**WHAT NEEDS TO BE DONE**
Retype each entry below precisely as it reads.

**DATA EXCERPTS**
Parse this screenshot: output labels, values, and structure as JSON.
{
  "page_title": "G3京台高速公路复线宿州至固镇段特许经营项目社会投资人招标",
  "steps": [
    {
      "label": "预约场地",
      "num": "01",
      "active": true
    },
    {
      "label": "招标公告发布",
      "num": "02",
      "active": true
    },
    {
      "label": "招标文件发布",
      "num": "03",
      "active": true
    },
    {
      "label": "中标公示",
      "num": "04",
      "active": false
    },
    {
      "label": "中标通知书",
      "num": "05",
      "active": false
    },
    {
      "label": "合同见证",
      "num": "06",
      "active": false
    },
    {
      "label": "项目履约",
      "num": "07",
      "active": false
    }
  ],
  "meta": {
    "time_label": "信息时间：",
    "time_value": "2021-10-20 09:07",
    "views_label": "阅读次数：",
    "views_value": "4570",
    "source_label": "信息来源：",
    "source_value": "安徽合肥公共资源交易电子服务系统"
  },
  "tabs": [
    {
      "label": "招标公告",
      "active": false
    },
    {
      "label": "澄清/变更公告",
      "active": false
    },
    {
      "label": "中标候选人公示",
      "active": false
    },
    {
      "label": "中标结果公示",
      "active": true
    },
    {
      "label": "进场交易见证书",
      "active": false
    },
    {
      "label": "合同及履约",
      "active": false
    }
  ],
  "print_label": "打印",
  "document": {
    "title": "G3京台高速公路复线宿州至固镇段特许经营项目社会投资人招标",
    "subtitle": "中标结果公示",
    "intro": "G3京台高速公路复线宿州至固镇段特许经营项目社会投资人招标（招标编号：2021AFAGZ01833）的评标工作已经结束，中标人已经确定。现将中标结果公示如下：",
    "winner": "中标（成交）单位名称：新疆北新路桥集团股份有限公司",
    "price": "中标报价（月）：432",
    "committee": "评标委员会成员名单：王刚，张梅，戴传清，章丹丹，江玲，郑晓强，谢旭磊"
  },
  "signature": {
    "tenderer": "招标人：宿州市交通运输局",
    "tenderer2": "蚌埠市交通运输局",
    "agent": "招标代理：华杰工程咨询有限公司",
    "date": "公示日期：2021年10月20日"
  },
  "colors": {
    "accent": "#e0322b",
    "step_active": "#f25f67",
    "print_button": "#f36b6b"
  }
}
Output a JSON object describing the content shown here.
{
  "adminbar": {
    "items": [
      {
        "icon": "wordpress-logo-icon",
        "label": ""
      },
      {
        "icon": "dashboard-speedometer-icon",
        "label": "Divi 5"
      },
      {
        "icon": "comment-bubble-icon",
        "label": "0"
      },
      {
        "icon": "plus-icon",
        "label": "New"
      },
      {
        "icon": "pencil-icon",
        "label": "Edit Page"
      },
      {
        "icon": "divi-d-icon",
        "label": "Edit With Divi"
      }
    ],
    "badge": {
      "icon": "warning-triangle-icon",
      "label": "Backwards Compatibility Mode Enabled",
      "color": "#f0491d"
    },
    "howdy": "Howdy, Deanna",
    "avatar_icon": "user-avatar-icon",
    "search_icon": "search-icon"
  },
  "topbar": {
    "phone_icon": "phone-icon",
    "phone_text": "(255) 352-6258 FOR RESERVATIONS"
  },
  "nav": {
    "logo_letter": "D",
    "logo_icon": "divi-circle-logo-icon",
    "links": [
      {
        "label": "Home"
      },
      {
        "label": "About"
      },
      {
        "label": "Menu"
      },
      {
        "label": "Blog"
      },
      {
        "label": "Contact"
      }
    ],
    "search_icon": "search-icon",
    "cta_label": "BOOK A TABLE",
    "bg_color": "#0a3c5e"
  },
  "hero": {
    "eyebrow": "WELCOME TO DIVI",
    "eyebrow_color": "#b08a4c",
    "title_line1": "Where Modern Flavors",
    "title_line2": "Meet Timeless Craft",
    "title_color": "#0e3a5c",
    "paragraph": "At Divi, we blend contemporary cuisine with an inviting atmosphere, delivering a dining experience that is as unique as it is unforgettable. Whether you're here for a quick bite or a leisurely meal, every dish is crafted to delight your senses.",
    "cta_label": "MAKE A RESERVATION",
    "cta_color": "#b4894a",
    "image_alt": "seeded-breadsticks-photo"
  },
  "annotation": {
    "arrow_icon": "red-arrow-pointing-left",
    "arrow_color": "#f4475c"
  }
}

**RESULT OF THIS EXERCISE**
Parse this screenshot: output labels, values, and structure as JSON.
{
  "page_title": "G3京台高速公路复线宿州至固镇段特许经营项目社会投资人招标",
  "steps": [
    {
      "label": "预约场地",
      "num": "01",
      "active": true
    },
    {
      "label": "招标公告发布",
      "num": "02",
      "active": true
    },
    {
      "label": "招标文件发布",
      "num": "03",
      "active": true
    },
    {
      "label": "中标公示",
      "num": "04",
      "active": false
    },
    {
      "label": "中标通知书",
      "num": "05",
      "active": false
    },
    {
      "label": "合同见证",
      "num": "06",
      "active": false
    },
    {
      "label": "项目履约",
      "num": "07",
      "active": false
    }
  ],
  "meta": {
    "time_label": "信息时间：",
    "time_value": "2021-10-20 09:07",
    "views_label": "阅读次数：",
    "views_value": "4570",
    "source_label": "信息来源：",
    "source_value": "安徽合肥公共资源交易电子服务系统"
  },
  "tabs": [
    {
      "label": "招标公告",
      "active": false
    },
    {
      "label": "澄清/变更公告",
      "active": false
    },
    {
      "label": "中标候选人公示",
      "active": false
    },
    {
      "label": "中标结果公示",
      "active": true
    },
    {
      "label": "进场交易见证书",
      "active": false
    },
    {
      "label": "合同及履约",
      "active": false
    }
  ],
  "print_label": "打印",
  "document": {
    "title": "G3京台高速公路复线宿州至固镇段特许经营项目社会投资人招标",
    "subtitle": "中标结果公示",
    "intro": "G3京台高速公路复线宿州至固镇段特许经营项目社会投资人招标（招标编号：2021AFAGZ01833）的评标工作已经结束，中标人已经确定。现将中标结果公示如下：",
    "winner": "中标（成交）单位名称：新疆北新路桥集团股份有限公司",
    "price": "中标报价（月）：432",
    "committee": "评标委员会成员名单：王刚，张梅，戴传清，章丹丹，江玲，郑晓强，谢旭磊"
  },
  "signature": {
    "tenderer": "招标人：宿州市交通运输局",
    "tenderer2": "蚌埠市交通运输局",
    "agent": "招标代理：华杰工程咨询有限公司",
    "date": "公示日期：2021年10月20日"
  },
  "colors": {
    "accent": "#e0322b",
    "step_active": "#f25f67",
    "print_button": "#f36b6b"
  }
}
Output a JSON object describing the content shown here.
{
  "adminbar": {
    "items": [
      {
        "icon": "wordpress-logo-icon",
        "label": ""
      },
      {
        "icon": "dashboard-speedometer-icon",
        "label": "Divi 5"
      },
      {
        "icon": "comment-bubble-icon",
        "label": "0"
      },
      {
        "icon": "plus-icon",
        "label": "New"
      },
      {
        "icon": "pencil-icon",
        "label": "Edit Page"
      },
      {
        "icon": "divi-d-icon",
        "label": "Edit With Divi"
      }
    ],
    "badge": {
      "icon": "warning-triangle-icon",
      "label": "Backwards Compatibility Mode Enabled",
      "color": "#f0491d"
    },
    "howdy": "Howdy, Deanna",
    "avatar_icon": "user-avatar-icon",
    "search_icon": "search-icon"
  },
  "topbar": {
    "phone_icon": "phone-icon",
    "phone_text": "(255) 352-6258 FOR RESERVATIONS"
  },
  "nav": {
    "logo_letter": "D",
    "logo_icon": "divi-circle-logo-icon",
    "links": [
      {
        "label": "Home"
      },
      {
        "label": "About"
      },
      {
        "label": "Menu"
      },
      {
        "label": "Blog"
      },
      {
        "label": "Contact"
      }
    ],
    "search_icon": "search-icon",
    "cta_label": "BOOK A TABLE",
    "bg_color": "#0a3c5e"
  },
  "hero": {
    "eyebrow": "WELCOME TO DIVI",
    "eyebrow_color": "#b08a4c",
    "title_line1": "Where Modern Flavors",
    "title_line2": "Meet Timeless Craft",
    "title_color": "#0e3a5c",
    "paragraph": "At Divi, we blend contemporary cuisine with an inviting atmosphere, delivering a dining experience that is as unique as it is unforgettable. Whether you're here for a quick bite or a leisurely meal, every dish is crafted to delight your senses.",
    "cta_label": "MAKE A RESERVATION",
    "cta_color": "#b4894a",
    "image_alt": "seeded-breadsticks-photo"
  },
  "annotation": {
    "arrow_icon": "red-arrow-pointing-left",
    "arrow_color": "#f4475c"
  }
}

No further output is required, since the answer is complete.